Original solutions are sometimes used for the industrial waters depollution. For example, at Boretto (Italy), the Arkema group uses the socalled phytoremediation or pythodepuration technique. Phytodepuration reproduces the ecological balance of aquatic and moist environments. This natural system is appealing to a treatment by the roots of aquatic macrophytes of reed type phragmites communis and to a layout with a little stream and a swamp. It allows to reduce at a maximum the Chemical Oxygen Demand (COD) and to eliminate surfactants initially present.
EFPI Chemical Oxygen Demand (COD)
From 2006 to 2012, the Arkema group reduced the intensity of the Chemical Oxygen Demand of its effluent discharge by more than 23%. Between 2012 and 2014, there has been an increase by 3%.
Improved extensive value results contributed to a drop in the intensive indicator figure in 2015. In January 2016, the Group decided to run a water management project with a view to stepping up progress on this point through continuous improvement.
The Group’s 2025 target is to reduce COD emissions, expressed in EFPI terms, by 20% compared with 2012.
The challenge of river biodiversity

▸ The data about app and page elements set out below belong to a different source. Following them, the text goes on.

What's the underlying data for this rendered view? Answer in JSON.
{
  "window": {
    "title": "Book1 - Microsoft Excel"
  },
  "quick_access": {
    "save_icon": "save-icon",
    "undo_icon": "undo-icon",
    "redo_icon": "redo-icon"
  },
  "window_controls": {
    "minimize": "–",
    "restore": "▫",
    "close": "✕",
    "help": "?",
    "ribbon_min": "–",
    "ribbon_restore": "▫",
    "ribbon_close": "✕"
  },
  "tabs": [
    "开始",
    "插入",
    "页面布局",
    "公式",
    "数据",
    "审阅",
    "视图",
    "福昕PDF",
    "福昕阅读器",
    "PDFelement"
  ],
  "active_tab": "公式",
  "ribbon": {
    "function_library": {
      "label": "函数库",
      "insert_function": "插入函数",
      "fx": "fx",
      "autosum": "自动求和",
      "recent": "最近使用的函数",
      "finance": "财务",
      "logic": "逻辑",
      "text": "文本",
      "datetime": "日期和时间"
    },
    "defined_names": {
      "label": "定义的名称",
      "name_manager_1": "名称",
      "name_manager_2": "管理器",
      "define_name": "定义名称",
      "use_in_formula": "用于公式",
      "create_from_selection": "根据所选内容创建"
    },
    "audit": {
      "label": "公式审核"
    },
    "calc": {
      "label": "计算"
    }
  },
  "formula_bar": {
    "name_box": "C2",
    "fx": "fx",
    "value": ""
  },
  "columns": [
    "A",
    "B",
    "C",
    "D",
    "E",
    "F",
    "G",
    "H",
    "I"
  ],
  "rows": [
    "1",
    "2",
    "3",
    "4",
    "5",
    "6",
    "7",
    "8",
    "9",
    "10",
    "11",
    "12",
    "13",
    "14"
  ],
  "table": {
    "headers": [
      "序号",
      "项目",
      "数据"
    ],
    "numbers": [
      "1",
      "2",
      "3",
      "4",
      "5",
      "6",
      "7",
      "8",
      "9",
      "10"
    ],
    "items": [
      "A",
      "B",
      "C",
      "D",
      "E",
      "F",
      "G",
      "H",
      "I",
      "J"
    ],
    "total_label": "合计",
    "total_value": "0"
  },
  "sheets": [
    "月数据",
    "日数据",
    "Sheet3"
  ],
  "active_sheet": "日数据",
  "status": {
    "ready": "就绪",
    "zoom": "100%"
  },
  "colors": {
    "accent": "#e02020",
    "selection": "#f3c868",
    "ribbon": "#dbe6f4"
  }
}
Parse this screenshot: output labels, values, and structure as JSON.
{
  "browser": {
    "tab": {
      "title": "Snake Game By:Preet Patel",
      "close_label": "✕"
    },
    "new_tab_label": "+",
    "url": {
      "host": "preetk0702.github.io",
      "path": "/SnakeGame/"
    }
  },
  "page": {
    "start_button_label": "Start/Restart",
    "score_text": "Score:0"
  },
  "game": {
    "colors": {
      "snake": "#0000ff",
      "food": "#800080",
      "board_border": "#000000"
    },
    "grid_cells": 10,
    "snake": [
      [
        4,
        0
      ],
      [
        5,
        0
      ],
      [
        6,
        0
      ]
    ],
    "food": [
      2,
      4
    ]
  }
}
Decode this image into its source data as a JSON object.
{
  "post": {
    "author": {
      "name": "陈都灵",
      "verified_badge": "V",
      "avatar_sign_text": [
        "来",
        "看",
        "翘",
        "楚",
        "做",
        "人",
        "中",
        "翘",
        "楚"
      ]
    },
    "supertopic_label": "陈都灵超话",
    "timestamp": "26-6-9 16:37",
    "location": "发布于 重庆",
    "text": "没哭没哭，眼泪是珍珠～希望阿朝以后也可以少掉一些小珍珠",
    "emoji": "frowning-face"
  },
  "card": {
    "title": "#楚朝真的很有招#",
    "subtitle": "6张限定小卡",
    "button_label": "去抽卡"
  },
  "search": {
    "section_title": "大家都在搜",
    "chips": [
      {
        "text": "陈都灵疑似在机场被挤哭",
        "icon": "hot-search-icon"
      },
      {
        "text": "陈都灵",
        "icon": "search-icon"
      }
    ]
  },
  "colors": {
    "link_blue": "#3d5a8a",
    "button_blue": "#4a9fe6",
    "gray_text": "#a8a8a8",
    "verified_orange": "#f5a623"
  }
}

A water course must contain dissolved oxygen in order for aquatic fauna to survive. This oxygen comes both from ambient air and from the photosynthesis performed by algae. In a river or stream with excessively high COD, the oxygen available is insufficient to support aquatic fauna.